That is why the executives of the main airlines had quietly lobbied the White House not to renew the mandatory use of a mask on federal transport in exchange for maintaining peace in the skies. Oblivious to that claim, the Biden government renewed the mandate last week until May 3, arguing that “since the beginning of April there has been an increase in cases in the seven-day average that requires evaluating the potential impact in severe cases, hospitalizations and deaths,” said the Center for Infectious Disease Control (CDC).

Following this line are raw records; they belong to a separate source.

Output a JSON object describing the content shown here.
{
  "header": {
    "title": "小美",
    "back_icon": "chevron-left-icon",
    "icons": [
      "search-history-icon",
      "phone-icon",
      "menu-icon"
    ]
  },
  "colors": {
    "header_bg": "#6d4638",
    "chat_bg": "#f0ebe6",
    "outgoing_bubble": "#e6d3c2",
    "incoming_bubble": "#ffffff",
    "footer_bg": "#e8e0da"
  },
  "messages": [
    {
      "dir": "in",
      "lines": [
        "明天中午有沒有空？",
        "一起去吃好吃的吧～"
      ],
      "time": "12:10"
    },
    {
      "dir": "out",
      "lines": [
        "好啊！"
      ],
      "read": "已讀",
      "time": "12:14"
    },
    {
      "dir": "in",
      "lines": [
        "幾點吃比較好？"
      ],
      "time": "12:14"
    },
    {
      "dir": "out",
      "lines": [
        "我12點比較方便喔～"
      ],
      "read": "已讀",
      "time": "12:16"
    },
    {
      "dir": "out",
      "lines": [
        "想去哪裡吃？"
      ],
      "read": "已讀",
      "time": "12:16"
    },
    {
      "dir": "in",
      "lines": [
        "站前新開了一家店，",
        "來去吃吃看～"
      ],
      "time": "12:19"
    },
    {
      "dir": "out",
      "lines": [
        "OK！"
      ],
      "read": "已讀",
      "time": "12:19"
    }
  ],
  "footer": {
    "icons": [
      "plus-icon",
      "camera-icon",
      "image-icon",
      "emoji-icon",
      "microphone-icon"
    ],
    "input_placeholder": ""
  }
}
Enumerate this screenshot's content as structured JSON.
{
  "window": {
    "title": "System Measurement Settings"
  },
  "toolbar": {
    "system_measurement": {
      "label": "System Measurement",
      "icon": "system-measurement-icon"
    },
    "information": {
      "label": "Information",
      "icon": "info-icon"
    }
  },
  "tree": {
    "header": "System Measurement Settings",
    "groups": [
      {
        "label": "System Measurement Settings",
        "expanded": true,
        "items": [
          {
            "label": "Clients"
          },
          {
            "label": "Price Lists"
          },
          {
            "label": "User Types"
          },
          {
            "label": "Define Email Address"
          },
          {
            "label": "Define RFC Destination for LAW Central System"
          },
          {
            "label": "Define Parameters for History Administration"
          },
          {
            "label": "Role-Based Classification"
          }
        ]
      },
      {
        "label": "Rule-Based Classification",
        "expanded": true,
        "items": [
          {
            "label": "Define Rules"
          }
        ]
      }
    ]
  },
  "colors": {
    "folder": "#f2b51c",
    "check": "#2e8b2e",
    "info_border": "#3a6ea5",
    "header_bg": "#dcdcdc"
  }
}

If the decision was already unpopular, it would have been much easier to appeal the sentence, with no guarantee that the appeals court would differ from it. By letting this hot potato slip by, many believe that the Biden administration has failed the agency that Judge Mizelle says is overstepping its bounds and “failed to account for the passage of time” in its public emergency declaration. . However, if the government had lost the case on appeal, the agency would be tied hand and foot to act in the next pandemic. The solution, for the moment, has been to leave it in the hands of each local authority and the sacrosanct private company, with the consequent cacophony of contradictory orders that allow a passenger to board a plane without a mask in Houston, but have to put it on when getting off the plane. same in New York.
#masks #lowered #transport